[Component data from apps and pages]
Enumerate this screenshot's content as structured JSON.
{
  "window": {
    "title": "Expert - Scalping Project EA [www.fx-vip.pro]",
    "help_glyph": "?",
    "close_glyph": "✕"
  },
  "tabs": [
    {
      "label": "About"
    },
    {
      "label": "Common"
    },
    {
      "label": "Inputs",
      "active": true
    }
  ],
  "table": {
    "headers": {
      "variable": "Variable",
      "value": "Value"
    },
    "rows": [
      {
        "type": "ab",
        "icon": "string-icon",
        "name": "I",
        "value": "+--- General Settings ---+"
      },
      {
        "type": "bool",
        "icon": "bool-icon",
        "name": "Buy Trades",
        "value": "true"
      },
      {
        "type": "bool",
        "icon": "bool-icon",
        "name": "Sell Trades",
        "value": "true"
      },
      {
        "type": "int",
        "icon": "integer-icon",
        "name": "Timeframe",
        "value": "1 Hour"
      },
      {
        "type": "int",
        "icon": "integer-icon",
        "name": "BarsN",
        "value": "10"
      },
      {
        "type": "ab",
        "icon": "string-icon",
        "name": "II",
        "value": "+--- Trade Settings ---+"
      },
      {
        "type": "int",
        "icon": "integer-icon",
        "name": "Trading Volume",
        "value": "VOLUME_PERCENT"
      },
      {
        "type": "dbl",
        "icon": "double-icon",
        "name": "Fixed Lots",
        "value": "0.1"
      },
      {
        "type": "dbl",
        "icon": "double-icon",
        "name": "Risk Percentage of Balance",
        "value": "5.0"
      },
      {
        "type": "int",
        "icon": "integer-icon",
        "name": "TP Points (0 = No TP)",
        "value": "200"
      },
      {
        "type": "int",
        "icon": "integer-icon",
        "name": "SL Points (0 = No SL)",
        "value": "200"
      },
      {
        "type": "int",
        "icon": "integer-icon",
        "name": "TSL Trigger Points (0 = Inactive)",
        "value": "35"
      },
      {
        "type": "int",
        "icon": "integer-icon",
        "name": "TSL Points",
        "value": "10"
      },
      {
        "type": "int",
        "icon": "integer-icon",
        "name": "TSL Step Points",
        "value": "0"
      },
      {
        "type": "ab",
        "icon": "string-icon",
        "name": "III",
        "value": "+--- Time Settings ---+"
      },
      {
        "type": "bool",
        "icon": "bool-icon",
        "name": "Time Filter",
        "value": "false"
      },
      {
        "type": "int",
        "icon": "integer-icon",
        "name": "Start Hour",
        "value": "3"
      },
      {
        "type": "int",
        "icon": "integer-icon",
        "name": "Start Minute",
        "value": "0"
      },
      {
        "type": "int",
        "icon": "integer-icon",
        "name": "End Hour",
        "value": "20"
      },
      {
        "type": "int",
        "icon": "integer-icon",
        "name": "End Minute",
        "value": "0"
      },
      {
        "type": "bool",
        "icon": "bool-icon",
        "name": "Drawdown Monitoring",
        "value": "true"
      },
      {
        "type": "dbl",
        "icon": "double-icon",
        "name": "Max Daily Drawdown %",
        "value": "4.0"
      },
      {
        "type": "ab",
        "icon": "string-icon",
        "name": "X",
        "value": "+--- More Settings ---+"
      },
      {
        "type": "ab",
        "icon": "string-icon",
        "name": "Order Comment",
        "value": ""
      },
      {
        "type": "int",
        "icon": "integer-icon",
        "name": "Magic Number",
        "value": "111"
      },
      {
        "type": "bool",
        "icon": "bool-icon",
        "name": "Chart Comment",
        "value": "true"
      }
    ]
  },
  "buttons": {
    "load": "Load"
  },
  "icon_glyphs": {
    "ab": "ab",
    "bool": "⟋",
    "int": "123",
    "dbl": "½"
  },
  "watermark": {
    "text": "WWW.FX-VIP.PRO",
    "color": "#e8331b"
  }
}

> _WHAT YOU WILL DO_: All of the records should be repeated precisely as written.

> _ANSWER SPACE_:
Enumerate this screenshot's content as structured JSON.
{
  "window": {
    "title": "Expert - Scalping Project EA [www.fx-vip.pro]",
    "help_glyph": "?",
    "close_glyph": "✕"
  },
  "tabs": [
    {
      "label": "About"
    },
    {
      "label": "Common"
    },
    {
      "label": "Inputs",
      "active": true
    }
  ],
  "table": {
    "headers": {
      "variable": "Variable",
      "value": "Value"
    },
    "rows": [
      {
        "type": "ab",
        "icon": "string-icon",
        "name": "I",
        "value": "+--- General Settings ---+"
      },
      {
        "type": "bool",
        "icon": "bool-icon",
        "name": "Buy Trades",
        "value": "true"
      },
      {
        "type": "bool",
        "icon": "bool-icon",
        "name": "Sell Trades",
        "value": "true"
      },
      {
        "type": "int",
        "icon": "integer-icon",
        "name": "Timeframe",
        "value": "1 Hour"
      },
      {
        "type": "int",
        "icon": "integer-icon",
        "name": "BarsN",
        "value": "10"
      },
      {
        "type": "ab",
        "icon": "string-icon",
        "name": "II",
        "value": "+--- Trade Settings ---+"
      },
      {
        "type": "int",
        "icon": "integer-icon",
        "name": "Trading Volume",
        "value": "VOLUME_PERCENT"
      },
      {
        "type": "dbl",
        "icon": "double-icon",
        "name": "Fixed Lots",
        "value": "0.1"
      },
      {
        "type": "dbl",
        "icon": "double-icon",
        "name": "Risk Percentage of Balance",
        "value": "5.0"
      },
      {
        "type": "int",
        "icon": "integer-icon",
        "name": "TP Points (0 = No TP)",
        "value": "200"
      },
      {
        "type": "int",
        "icon": "integer-icon",
        "name": "SL Points (0 = No SL)",
        "value": "200"
      },
      {
        "type": "int",
        "icon": "integer-icon",
        "name": "TSL Trigger Points (0 = Inactive)",
        "value": "35"
      },
      {
        "type": "int",
        "icon": "integer-icon",
        "name": "TSL Points",
        "value": "10"
      },
      {
        "type": "int",
        "icon": "integer-icon",
        "name": "TSL Step Points",
        "value": "0"
      },
      {
        "type": "ab",
        "icon": "string-icon",
        "name": "III",
        "value": "+--- Time Settings ---+"
      },
      {
        "type": "bool",
        "icon": "bool-icon",
        "name": "Time Filter",
        "value": "false"
      },
      {
        "type": "int",
        "icon": "integer-icon",
        "name": "Start Hour",
        "value": "3"
      },
      {
        "type": "int",
        "icon": "integer-icon",
        "name": "Start Minute",
        "value": "0"
      },
      {
        "type": "int",
        "icon": "integer-icon",
        "name": "End Hour",
        "value": "20"
      },
      {
        "type": "int",
        "icon": "integer-icon",
        "name": "End Minute",
        "value": "0"
      },
      {
        "type": "bool",
        "icon": "bool-icon",
        "name": "Drawdown Monitoring",
        "value": "true"
      },
      {
        "type": "dbl",
        "icon": "double-icon",
        "name": "Max Daily Drawdown %",
        "value": "4.0"
      },
      {
        "type": "ab",
        "icon": "string-icon",
        "name": "X",
        "value": "+--- More Settings ---+"
      },
      {
        "type": "ab",
        "icon": "string-icon",
        "name": "Order Comment",
        "value": ""
      },
      {
        "type": "int",
        "icon": "integer-icon",
        "name": "Magic Number",
        "value": "111"
      },
      {
        "type": "bool",
        "icon": "bool-icon",
        "name": "Chart Comment",
        "value": "true"
      }
    ]
  },
  "buttons": {
    "load": "Load"
  },
  "icon_glyphs": {
    "ab": "ab",
    "bool": "⟋",
    "int": "123",
    "dbl": "½"
  },
  "watermark": {
    "text": "WWW.FX-VIP.PRO",
    "color": "#e8331b"
  }
}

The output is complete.